== Provided data ==

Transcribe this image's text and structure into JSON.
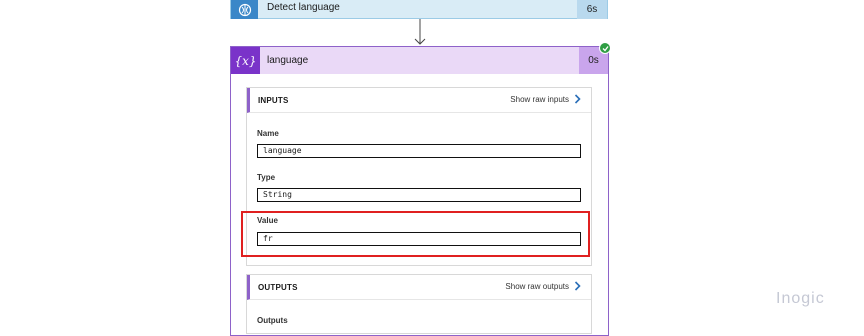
{
  "top_action": {
    "title": "Detect language",
    "duration": "6s"
  },
  "action": {
    "title": "language",
    "duration": "0s",
    "icon_text": "{x}"
  },
  "inputs": {
    "heading": "INPUTS",
    "raw_link": "Show raw inputs",
    "fields": [
      {
        "label": "Name",
        "value": "language"
      },
      {
        "label": "Type",
        "value": "String"
      },
      {
        "label": "Value",
        "value": "fr"
      }
    ]
  },
  "outputs": {
    "heading": "OUTPUTS",
    "raw_link": "Show raw outputs",
    "first_label": "Outputs"
  },
  "watermark": "Inogic",
  "colors": {
    "accent_purple": "#7a33c9",
    "header_lavender": "#ead9f7",
    "top_blue": "#d9ecf6",
    "success_green": "#2f9e44",
    "highlight_red": "#e02020",
    "link_blue": "#2b6fb8"
  }
}
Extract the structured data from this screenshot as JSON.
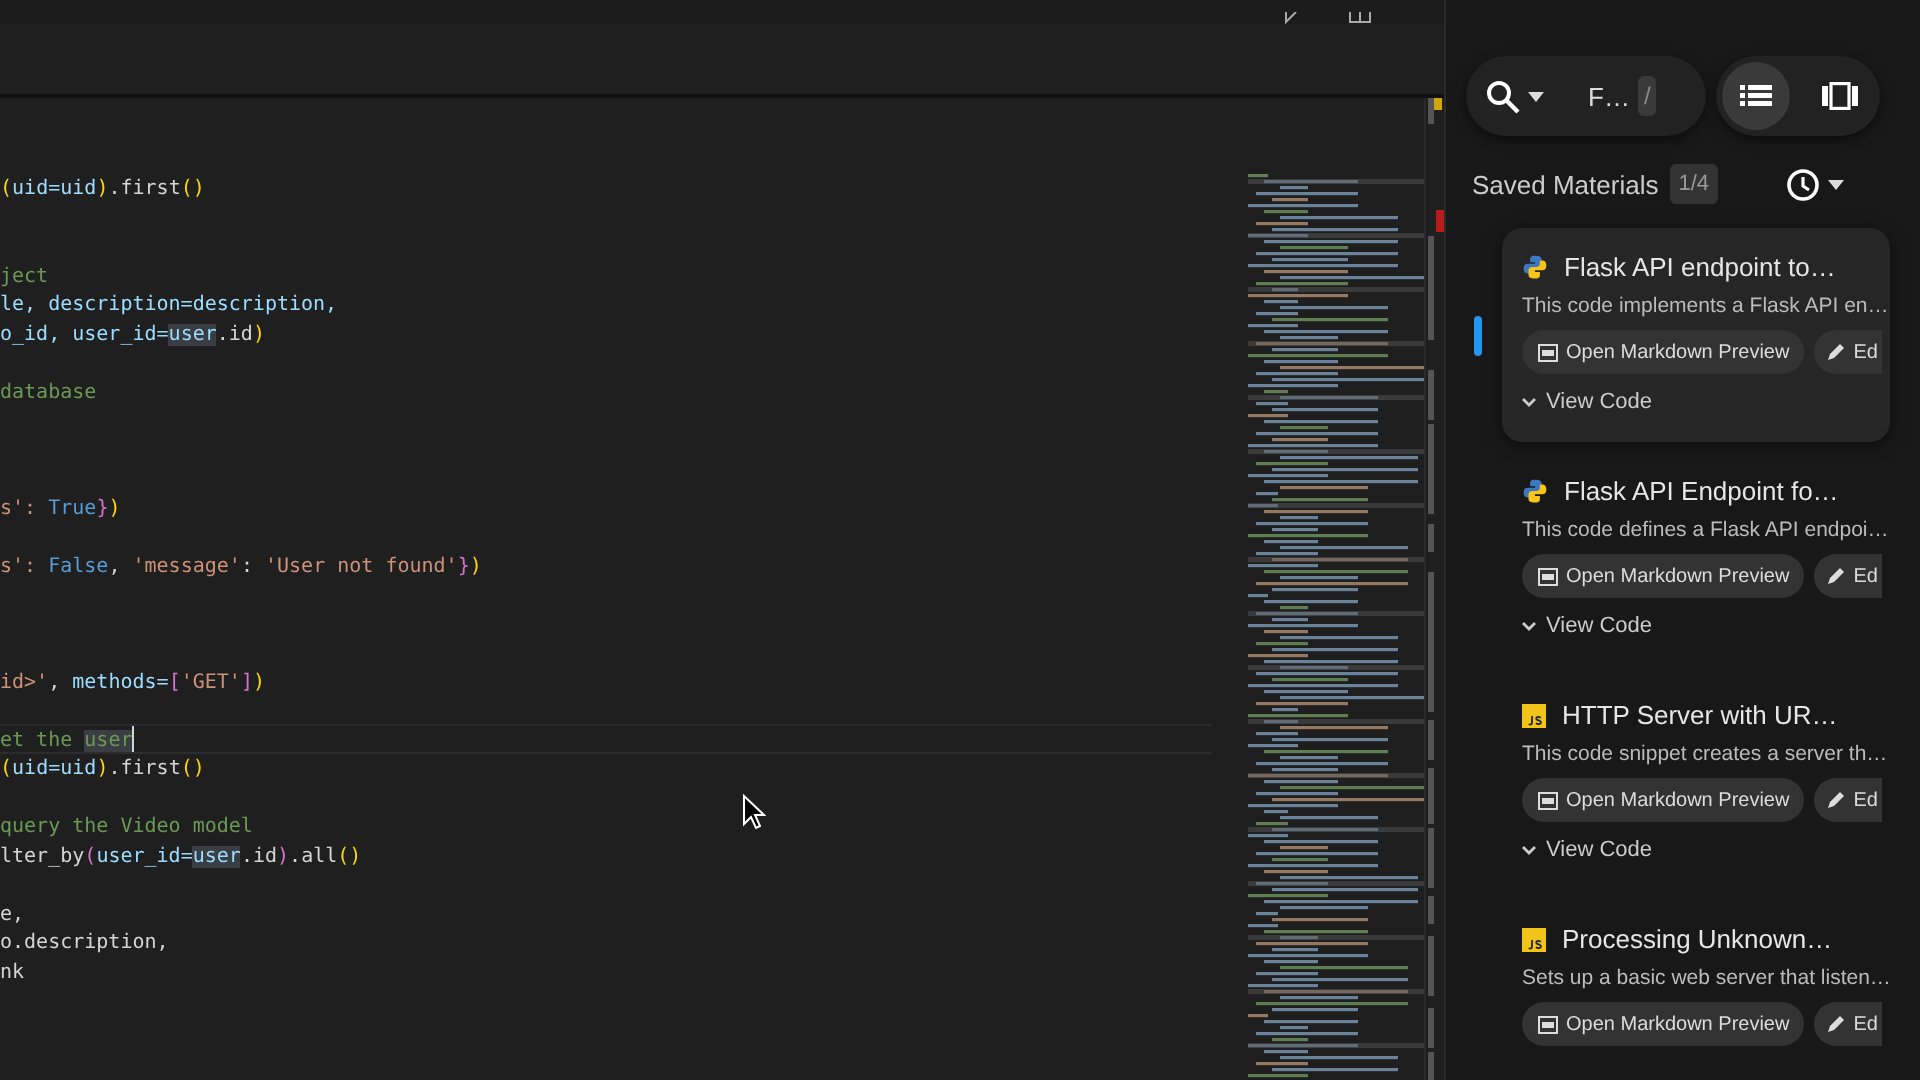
{
  "editor": {
    "lines": [
      {
        "kind": "code",
        "current": false,
        "segments": [
          {
            "text": "(",
            "kind": "paren"
          },
          {
            "text": "uid=uid",
            "kind": "var"
          },
          {
            "text": ")",
            "kind": "paren"
          },
          {
            "text": ".first",
            "kind": "plain"
          },
          {
            "text": "()",
            "kind": "paren"
          }
        ]
      },
      {
        "kind": "blank"
      },
      {
        "kind": "blank"
      },
      {
        "kind": "code",
        "current": false,
        "segments": [
          {
            "text": "ject",
            "kind": "comment"
          }
        ]
      },
      {
        "kind": "code",
        "current": false,
        "segments": [
          {
            "text": "le, description=description,",
            "kind": "var"
          }
        ]
      },
      {
        "kind": "code",
        "current": false,
        "segments": [
          {
            "text": "o_id, user_id=",
            "kind": "var"
          },
          {
            "text": "user",
            "kind": "var",
            "highlight": true
          },
          {
            "text": ".id",
            "kind": "plain"
          },
          {
            "text": ")",
            "kind": "paren"
          }
        ]
      },
      {
        "kind": "blank"
      },
      {
        "kind": "code",
        "current": false,
        "segments": [
          {
            "text": "database",
            "kind": "comment"
          }
        ]
      },
      {
        "kind": "blank"
      },
      {
        "kind": "blank"
      },
      {
        "kind": "blank"
      },
      {
        "kind": "code",
        "current": false,
        "segments": [
          {
            "text": "s': ",
            "kind": "string"
          },
          {
            "text": "True",
            "kind": "constant"
          },
          {
            "text": "}",
            "kind": "bracket"
          },
          {
            "text": ")",
            "kind": "paren"
          }
        ]
      },
      {
        "kind": "blank"
      },
      {
        "kind": "code",
        "current": false,
        "segments": [
          {
            "text": "s': ",
            "kind": "string"
          },
          {
            "text": "False",
            "kind": "constant"
          },
          {
            "text": ", ",
            "kind": "plain"
          },
          {
            "text": "'message'",
            "kind": "string"
          },
          {
            "text": ": ",
            "kind": "plain"
          },
          {
            "text": "'User not found'",
            "kind": "string"
          },
          {
            "text": "}",
            "kind": "bracket"
          },
          {
            "text": ")",
            "kind": "paren"
          }
        ]
      },
      {
        "kind": "blank"
      },
      {
        "kind": "blank"
      },
      {
        "kind": "blank"
      },
      {
        "kind": "code",
        "current": false,
        "segments": [
          {
            "text": "id>'",
            "kind": "string"
          },
          {
            "text": ", ",
            "kind": "plain"
          },
          {
            "text": "methods=",
            "kind": "var"
          },
          {
            "text": "[",
            "kind": "bracket"
          },
          {
            "text": "'GET'",
            "kind": "string"
          },
          {
            "text": "]",
            "kind": "bracket"
          },
          {
            "text": ")",
            "kind": "paren"
          }
        ]
      },
      {
        "kind": "blank"
      },
      {
        "kind": "code",
        "current": true,
        "segments": [
          {
            "text": "et the ",
            "kind": "comment"
          },
          {
            "text": "user",
            "kind": "comment",
            "highlight": true
          }
        ]
      },
      {
        "kind": "code",
        "current": false,
        "segments": [
          {
            "text": "(",
            "kind": "paren"
          },
          {
            "text": "uid=uid",
            "kind": "var"
          },
          {
            "text": ")",
            "kind": "paren"
          },
          {
            "text": ".first",
            "kind": "plain"
          },
          {
            "text": "()",
            "kind": "paren"
          }
        ]
      },
      {
        "kind": "blank"
      },
      {
        "kind": "code",
        "current": false,
        "segments": [
          {
            "text": "query the Video model",
            "kind": "comment"
          }
        ]
      },
      {
        "kind": "code",
        "current": false,
        "segments": [
          {
            "text": "lter_by",
            "kind": "plain"
          },
          {
            "text": "(",
            "kind": "bracket"
          },
          {
            "text": "user_id=",
            "kind": "var"
          },
          {
            "text": "user",
            "kind": "var",
            "highlight": true
          },
          {
            "text": ".id",
            "kind": "plain"
          },
          {
            "text": ")",
            "kind": "bracket"
          },
          {
            "text": ".all",
            "kind": "plain"
          },
          {
            "text": "()",
            "kind": "paren"
          }
        ]
      },
      {
        "kind": "blank"
      },
      {
        "kind": "code",
        "current": false,
        "segments": [
          {
            "text": "e,",
            "kind": "plain"
          }
        ]
      },
      {
        "kind": "code",
        "current": false,
        "segments": [
          {
            "text": "o.description,",
            "kind": "plain"
          }
        ]
      },
      {
        "kind": "code",
        "current": false,
        "segments": [
          {
            "text": "nk",
            "kind": "plain"
          }
        ]
      }
    ]
  },
  "panel": {
    "search": {
      "value": "F…",
      "shortcut": "/"
    },
    "view_modes": [
      {
        "kind": "list",
        "selected": true
      },
      {
        "kind": "carousel",
        "selected": false
      }
    ],
    "section_title": "Saved Materials",
    "count": "1/4",
    "materials": [
      {
        "kind": "python",
        "title": "Flask API endpoint to…",
        "description": "This code implements a Flask API en…",
        "preview_button": "Open Markdown Preview",
        "edit_button": "Ed",
        "view_code": "View Code",
        "selected": true
      },
      {
        "kind": "python",
        "title": "Flask API Endpoint fo…",
        "description": "This code defines a Flask API endpoi…",
        "preview_button": "Open Markdown Preview",
        "edit_button": "Ed",
        "view_code": "View Code",
        "selected": false
      },
      {
        "kind": "javascript",
        "title": "HTTP Server with UR…",
        "description": "This code snippet creates a server th…",
        "preview_button": "Open Markdown Preview",
        "edit_button": "Ed",
        "view_code": "View Code",
        "selected": false
      },
      {
        "kind": "javascript",
        "title": "Processing Unknown…",
        "description": "Sets up a basic web server that listen…",
        "preview_button": "Open Markdown Preview",
        "edit_button": "Ed",
        "selected": false
      }
    ]
  }
}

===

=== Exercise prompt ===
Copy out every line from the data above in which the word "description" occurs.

=== Answer box ===
            "text": "le, description=description,",
            "text": "o.description,",
        "description": "This code implements a Flask API en…",
        "description": "This code defines a Flask API endpoi…",
        "description": "This code snippet creates a server th…",
        "description": "Sets up a basic web server that listen…",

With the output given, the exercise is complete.